Any way you say it, it’s what those three words say about your business that, theoretically, no one else can say.

Welcome to another edition of Not Your Usual Marketing Tips from JDK Marketing Communications Management.

Simply stated, your USP should – in your marketing materials, position papers, sales letters, perhaps even your slogan – reflect the contention that what you sell is unique, something your competition cannot or chooses not to promote…culminating in the decision by your customer to act by exploring and/or purchasing your product or service.

You may remember USP from Marketing 101. But, since Spring Training has begun this month down in Florida and Arizona, I’m reminded that it’s occasionally a good thing to re-familiarize oneself with the “fundamentals.”

Wikepedia further explains USP as a “marketing concept that was first proposed as a theory to explain a pattern among successful advertising campaigns (of the 1940s and 1950s). It states that such campaigns made unique propositions to the customer and that this convinced them to switch brands.

“The term was invented by Rosser Reeves (an account executive with former independent ad agency giant) Ted Bates & Company. Today the term is used in other fields or just casually to refer to any aspect of an object that differentiates it from similar objects…A number of businesses and corporations currently use USPs as a basis for their marketing campaigns.”

Jay Abraham, with a string of successful books on the “guerilla” ways of marketing, opines that, “Even while you creatively imitate others, remember that it's also important to be different. Distinguish your business or practice from all the rest. Make your enterprise special in the eyes of your customer or client. A USP is that distinct and appealing idea that sets you and your business, or practice, favorably apart from every other generic competitor.” has a little more “tough love” message for you: “There may be very little difference between your product and your competitors’. But if you can't find a way to communicate uniqueness and connect it to a need of your target, you might as well quit fighting your competition and sell out to them.

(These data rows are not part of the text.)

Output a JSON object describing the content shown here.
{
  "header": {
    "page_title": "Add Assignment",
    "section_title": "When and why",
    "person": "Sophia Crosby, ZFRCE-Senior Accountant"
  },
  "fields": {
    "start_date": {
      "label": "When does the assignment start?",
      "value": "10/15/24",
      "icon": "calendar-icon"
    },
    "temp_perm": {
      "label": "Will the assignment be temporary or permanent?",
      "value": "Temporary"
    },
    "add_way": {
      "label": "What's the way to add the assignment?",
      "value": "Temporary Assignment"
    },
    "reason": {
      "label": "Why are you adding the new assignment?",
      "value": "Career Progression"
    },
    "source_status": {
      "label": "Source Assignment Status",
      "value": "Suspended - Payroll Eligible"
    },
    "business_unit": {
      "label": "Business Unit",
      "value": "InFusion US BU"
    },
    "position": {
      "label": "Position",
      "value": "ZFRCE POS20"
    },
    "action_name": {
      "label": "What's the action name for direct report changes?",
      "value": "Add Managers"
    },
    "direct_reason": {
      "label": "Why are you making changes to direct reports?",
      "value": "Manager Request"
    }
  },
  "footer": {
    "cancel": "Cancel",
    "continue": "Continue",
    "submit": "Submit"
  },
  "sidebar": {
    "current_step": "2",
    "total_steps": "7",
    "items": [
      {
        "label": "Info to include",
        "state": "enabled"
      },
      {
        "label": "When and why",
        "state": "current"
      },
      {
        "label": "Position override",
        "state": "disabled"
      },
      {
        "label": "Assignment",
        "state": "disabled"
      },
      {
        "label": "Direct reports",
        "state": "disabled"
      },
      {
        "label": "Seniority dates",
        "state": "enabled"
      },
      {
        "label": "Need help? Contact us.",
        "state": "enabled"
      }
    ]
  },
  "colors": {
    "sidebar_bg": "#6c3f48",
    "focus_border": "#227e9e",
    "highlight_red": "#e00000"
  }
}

“There are many different ways to stake out a position. Just remember, your position reflects your unique selling proposition, and it is what makes your offering more valuable to your customers than what's being offered by your competition.”

No doubt by now you may have taken a cold, hard look at what you do for a living and thought. “but my business is really no different than others in this field.”

That’s the challenge. But it’s not unmeet-able. There are things about your business you may not be able to see – the old “forest for the trees” deal. And that’s where it may take a professional marketing firm (ahem!) to help adjust your glasses for you…

And help truly, and memorably, distinguish you vis-à-vis your competition.

If you haven't done so by now, maybe it’s time you worked on your USP...ASAP.

Hope to chat you up again the first Tuesday of next month with another initials-laden serving of Not Your Usual Marketing Tips.

Joel Kweskin